And the sunsets. Damn, I would miss the sunsets.
I wondered how I would adjust to a landscape that wasn’t filled with thousands of springbok, impala, wildebeest, and giraffes or the sudden and hurried scoot and flight of plentiful guinea fowl. One of the other PH’s, a naturalist who didn’t hunt, suggested there would be a period of withdrawal when we returned to Canada. I figured that was likely true, so it was best to let things go and soak in as much as possible while I could.
Then the Uri turned another corner and stopped. Steve grabbed his binoculars and started glassing a piece of heavy bush along a riverine that we’d pass each day on our way to ‘kudu land’.
“There are three bulls in the bush over there,” he whispered quietly.
About a hundred yards off to our right was a small group of kudu milling about a thick patch of thorns and what passes for timber in Namibia. A few cows, some small bulls, and a herd bull hung tightly together, oblivious to our presence.
“He’s not terribly long but he’s nice and wide and heavy. He’s an older mature bull and a good representative of the species,” Steve instructed in his calm and honest manner.
I looked at him through my own glass. I wasn’t sure what to think. I’d been looking for him for almost a decade and now there he was, standing in the bush, tending his cows with only a hundred yards of cool Namibian air and branch between us.
We glassed for a bit as he milled about. The bush was too heavy to shoot through and we couldn’t risk taking a shot with the other bulls and cows so close. So we watched and waited.
As we sat quietly spying on the herd with the wind in our face and the sun at our backs we could tell that something wasn’t right.
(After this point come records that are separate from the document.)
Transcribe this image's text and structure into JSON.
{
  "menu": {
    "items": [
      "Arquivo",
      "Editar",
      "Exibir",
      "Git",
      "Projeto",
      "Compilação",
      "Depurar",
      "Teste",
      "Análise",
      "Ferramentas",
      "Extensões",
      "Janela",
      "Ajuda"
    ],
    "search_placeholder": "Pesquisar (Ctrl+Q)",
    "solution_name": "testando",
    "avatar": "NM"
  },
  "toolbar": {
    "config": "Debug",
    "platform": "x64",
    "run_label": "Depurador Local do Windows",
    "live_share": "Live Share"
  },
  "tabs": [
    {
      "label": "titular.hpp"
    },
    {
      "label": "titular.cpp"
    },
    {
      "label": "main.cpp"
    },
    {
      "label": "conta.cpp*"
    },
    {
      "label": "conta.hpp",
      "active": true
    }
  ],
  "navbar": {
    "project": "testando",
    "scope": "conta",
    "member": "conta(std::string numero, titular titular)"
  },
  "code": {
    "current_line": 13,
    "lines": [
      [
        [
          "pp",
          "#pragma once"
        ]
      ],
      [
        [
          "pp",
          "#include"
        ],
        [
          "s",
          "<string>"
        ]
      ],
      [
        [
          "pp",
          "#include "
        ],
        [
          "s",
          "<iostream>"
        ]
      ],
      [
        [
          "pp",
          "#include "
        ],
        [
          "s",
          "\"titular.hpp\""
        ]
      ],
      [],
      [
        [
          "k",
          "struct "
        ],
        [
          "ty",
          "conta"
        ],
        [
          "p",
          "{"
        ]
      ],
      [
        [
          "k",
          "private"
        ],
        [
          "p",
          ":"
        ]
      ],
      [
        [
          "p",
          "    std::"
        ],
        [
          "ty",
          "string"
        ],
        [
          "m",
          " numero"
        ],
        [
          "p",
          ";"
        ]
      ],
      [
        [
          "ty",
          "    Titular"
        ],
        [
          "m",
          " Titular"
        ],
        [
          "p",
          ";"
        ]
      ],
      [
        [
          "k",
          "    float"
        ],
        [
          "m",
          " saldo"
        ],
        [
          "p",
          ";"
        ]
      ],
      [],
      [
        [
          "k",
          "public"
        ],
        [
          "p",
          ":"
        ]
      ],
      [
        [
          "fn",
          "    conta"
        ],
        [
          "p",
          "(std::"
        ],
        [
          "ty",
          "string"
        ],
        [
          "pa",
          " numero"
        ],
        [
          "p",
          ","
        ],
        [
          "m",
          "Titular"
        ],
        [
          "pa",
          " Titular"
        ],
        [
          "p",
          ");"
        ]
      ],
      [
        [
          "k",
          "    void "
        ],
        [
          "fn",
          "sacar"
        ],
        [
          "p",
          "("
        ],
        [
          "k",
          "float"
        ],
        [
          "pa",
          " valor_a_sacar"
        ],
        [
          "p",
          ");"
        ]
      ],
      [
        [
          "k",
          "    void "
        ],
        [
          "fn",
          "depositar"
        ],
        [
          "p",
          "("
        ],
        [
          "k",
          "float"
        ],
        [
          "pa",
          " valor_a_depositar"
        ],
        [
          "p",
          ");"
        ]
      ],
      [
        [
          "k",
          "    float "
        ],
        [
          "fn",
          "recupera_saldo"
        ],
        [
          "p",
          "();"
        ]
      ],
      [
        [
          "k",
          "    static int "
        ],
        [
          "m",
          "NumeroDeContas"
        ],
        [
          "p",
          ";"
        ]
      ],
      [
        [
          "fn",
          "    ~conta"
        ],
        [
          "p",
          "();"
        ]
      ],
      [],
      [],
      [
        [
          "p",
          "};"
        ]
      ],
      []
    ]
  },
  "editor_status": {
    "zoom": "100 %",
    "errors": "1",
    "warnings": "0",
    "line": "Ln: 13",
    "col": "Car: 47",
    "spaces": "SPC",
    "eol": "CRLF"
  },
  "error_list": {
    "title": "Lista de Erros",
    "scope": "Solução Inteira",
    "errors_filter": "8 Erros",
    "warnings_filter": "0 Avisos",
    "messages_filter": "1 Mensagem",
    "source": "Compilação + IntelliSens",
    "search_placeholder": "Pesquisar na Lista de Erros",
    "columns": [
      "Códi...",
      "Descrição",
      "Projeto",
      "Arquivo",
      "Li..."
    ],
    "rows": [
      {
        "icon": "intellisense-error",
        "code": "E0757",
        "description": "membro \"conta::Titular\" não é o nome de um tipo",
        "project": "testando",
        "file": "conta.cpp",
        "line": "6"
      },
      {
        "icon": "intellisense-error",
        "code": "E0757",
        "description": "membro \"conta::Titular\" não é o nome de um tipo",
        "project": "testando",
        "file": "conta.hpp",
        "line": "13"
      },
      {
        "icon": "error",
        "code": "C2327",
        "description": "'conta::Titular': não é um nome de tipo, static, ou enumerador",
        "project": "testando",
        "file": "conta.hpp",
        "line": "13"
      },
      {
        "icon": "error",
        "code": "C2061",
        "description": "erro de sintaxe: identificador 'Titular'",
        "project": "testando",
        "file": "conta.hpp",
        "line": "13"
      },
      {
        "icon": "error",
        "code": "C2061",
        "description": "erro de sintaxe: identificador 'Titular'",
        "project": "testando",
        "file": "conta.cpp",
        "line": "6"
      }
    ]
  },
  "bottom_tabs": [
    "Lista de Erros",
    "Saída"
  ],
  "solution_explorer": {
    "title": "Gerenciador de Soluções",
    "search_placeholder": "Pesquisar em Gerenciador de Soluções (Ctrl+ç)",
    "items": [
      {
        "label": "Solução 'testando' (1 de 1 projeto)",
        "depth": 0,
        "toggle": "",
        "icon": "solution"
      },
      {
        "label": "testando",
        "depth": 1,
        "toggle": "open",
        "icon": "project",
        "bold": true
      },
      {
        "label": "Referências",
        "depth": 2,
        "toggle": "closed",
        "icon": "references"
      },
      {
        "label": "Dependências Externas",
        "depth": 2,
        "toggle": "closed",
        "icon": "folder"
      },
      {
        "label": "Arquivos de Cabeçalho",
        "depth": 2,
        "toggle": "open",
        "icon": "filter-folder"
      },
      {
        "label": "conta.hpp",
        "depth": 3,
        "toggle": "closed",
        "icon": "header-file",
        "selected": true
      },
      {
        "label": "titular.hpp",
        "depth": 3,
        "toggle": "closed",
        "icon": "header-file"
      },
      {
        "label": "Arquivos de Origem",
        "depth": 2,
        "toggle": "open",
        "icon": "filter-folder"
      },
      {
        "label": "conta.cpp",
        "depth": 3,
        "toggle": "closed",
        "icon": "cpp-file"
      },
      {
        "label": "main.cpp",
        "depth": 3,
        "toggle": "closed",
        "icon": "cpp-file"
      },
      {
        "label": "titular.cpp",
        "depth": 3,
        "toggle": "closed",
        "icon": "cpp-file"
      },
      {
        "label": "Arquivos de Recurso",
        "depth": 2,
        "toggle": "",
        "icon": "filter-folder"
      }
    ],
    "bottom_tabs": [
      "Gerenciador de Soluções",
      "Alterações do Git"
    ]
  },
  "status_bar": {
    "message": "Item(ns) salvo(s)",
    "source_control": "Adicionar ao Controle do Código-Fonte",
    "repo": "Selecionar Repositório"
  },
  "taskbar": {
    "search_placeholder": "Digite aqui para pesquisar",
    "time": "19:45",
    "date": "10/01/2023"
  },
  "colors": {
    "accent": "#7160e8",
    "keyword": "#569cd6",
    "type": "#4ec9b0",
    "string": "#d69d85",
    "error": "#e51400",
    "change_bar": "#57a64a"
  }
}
The animals must have sensed we were near and although they hadn’t seen us yet, they did what all prey does when they know they are being watched; they became nervous and agitated.
The cows are always the first to sense something is wrong. Their behavior alerts the herd bull then the younger bulls.
We repositioned ourselves a few times, trying to get a good angle on the bull as the group moved nervously through the bush. Then a moment later the master of the house threw caution to the wind, broke ranks and began to trot. As he left cover and stepped out into the open I pulled the trigger and the pure copper bullet hit him in the shoulder, taking out his lungs and dropping him on the spot.
It was a strange moment.
The hunt hadn’t started or ended like I had envisioned. It just happened while I was daydreaming. There was no climb, no hail mary shot on an animal three hundred plus yards across a valley, no follow-up shot on the notoriously tough ‘elk of Africa’ and no quarters to haul out on our backs for miles off some remote hill. It was finished. Without fanfare or drama. Simply and quietly.
I picked up the bulls head to examine his smooth, thick, black spiral horns and noticed in the middle of his face a third horn staring back at me. I hadn’t seen it until just then. I wondered how I could have missed it?
It was rare and unusual, Steve told me. It looked like a third eye.
So we snapped some pictures and brought the Uri over. The boys knocked the guts out and we loaded him up.
And it was over.
Just like that.
I pulled myself up from the water on the opposite side of the creek and shook both my feet to clear the moisture, sand, and bark from my sandals. I looked at my knee again, having submerged it in the cool current of the creek while clearing debris, and poked it. The swelling was nearly gone but still present. I thought maybe tomorrow I’d start running on it again. The weather was perfect for it. A bit of rain had cleared the smoke pouring in from Washington state and the interior of the province and put a chill in the air in the process. It felt like fall, finally.
I climbed the bank and joined my wife and dog on the lower dike. She smiled at me and the dog wagged its tail.
“You take some sort of joy in that, don’t you,” she asked?
I hadn’t thought about it that way.
I guess I do.
The bull with the third eye.